Cristina Fernandez (Rodrigo Abd/AP)
Cristina Fernandez (Rodrigo Abd/AP)

Argentina’s vice president Cristina Fernandez was convicted and sentenced on Tuesday to six years in prison and a lifetime ban from holding public office for a fraud scheme that embezzled one billion US dollars through public works projects during her presidency.

A three-judge panel found the Peronist leader guilty of fraud, but rejected a charge of running a criminal organisation, for which the sentence could have been 12 years in prison.

It is the first time an Argentine vice president has been convicted of a crime while in office.

The sentence is not firm until appeals are decided, a process that could take years. She will remain immune from arrest meanwhile.

Speaking after the verdict, she described herself as the victim of a “judicial mafia”.

Argentina Cristina Fernandez Corruption
Supporters of Cristina Fernandez gather outside the court in Buenos Aires (Rodrigo Abd/AP)

Her supporters vowed to paralyse the country with a nationwide strike. They clogged central Buenos Aires and marched on the federal court building, beating drums and shouting as they pressed against police barriers.

Fernandez roundly denied all the accusations. Argentina’s dominant leader this century, she was accused of improperly granting public works contracts to a construction magnate closely tied to her family.

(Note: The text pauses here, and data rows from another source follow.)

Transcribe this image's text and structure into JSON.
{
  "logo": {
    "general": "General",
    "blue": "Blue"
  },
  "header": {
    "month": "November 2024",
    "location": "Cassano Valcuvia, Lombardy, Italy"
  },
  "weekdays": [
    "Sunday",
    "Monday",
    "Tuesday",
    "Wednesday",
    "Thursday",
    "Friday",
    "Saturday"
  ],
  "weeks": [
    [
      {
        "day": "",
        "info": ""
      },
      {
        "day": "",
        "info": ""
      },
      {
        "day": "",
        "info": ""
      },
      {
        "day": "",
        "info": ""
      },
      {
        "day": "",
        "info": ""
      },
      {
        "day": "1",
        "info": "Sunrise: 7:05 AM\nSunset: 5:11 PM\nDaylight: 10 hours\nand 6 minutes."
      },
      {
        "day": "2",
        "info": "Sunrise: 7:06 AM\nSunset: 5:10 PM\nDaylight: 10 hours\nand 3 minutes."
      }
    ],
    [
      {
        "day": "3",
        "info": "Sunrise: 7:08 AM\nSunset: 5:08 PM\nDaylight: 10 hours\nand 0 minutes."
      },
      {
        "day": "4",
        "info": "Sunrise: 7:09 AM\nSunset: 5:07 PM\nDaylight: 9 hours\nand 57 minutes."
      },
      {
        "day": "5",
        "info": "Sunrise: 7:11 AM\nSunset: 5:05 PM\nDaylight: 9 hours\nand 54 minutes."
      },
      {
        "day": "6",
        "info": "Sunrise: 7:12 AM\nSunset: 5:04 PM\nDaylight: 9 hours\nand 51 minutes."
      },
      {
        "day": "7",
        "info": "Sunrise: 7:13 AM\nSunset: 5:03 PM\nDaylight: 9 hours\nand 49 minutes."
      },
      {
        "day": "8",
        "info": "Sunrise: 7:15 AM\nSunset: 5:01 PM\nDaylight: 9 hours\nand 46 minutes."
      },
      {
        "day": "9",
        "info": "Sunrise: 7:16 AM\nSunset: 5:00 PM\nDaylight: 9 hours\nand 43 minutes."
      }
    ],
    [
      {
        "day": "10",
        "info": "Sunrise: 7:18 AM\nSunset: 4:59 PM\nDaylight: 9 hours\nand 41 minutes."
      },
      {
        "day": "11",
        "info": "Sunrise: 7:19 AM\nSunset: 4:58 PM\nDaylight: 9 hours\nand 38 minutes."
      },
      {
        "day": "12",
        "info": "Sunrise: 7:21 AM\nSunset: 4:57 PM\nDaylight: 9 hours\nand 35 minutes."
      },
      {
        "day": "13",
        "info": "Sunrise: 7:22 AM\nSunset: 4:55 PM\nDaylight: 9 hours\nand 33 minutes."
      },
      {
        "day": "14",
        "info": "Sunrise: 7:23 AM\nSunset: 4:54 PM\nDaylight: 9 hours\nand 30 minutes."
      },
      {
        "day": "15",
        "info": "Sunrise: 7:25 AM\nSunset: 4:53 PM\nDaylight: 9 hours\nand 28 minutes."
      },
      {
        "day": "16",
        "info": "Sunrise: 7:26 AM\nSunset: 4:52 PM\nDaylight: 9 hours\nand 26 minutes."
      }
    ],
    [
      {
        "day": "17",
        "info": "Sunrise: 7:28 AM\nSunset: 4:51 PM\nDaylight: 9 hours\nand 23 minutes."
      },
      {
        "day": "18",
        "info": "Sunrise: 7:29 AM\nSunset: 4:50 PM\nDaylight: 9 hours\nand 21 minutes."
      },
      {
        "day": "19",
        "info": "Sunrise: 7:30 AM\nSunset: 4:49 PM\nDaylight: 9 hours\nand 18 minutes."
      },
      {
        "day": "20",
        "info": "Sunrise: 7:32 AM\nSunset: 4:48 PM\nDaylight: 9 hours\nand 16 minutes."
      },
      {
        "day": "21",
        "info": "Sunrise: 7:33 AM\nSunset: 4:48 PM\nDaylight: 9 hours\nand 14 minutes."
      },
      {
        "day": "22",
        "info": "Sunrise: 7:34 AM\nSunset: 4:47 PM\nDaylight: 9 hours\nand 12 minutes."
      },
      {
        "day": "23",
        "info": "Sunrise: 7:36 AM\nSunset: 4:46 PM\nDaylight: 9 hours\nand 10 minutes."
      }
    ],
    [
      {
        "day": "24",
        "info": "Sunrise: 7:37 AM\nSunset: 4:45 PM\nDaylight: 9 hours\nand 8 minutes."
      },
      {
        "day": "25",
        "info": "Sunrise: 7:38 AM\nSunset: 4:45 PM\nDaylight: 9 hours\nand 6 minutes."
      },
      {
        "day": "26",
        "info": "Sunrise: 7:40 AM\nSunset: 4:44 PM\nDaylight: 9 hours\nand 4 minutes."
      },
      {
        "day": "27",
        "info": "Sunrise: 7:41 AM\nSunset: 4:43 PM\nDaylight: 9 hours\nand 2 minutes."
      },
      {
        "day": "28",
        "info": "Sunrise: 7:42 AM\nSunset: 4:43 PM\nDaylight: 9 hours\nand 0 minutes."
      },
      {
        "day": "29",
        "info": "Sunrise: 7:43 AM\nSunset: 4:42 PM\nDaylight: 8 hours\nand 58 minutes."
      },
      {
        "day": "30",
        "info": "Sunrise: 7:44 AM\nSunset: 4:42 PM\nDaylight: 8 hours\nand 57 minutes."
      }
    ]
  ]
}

Prosecutors said Fernandez fraudulently directed 51 public works projects to Lazaro Baez, a construction magnate and early ally of her and her husband Nestor Kirchner, who served as president from 2003-2007 and died suddenly in 2010.

Baez and members of Fernandez’s 2007-2015 presidential administration were among a dozen others accused in the conspiracy. The panel sentenced Baez and the former president’s public works secretary, Jose Lopez, to six years. Most of the others got lesser sentences.

Prosecutors Diego Luciani and Sergio Mola said the Baez company was created to embezzle revenues through improperly bid projects that suffered from cost overruns and in many cases were never completed. The company disappeared after the Kirchners’ 12 years in power, they said.

In Argentina, judges in such cases customarily pronounce verdicts and sentences first and explain how they reached their decision later. The panel’s full decision is expected in February. After that, the verdict can be appealed up to the Supreme Court, a process that could take years.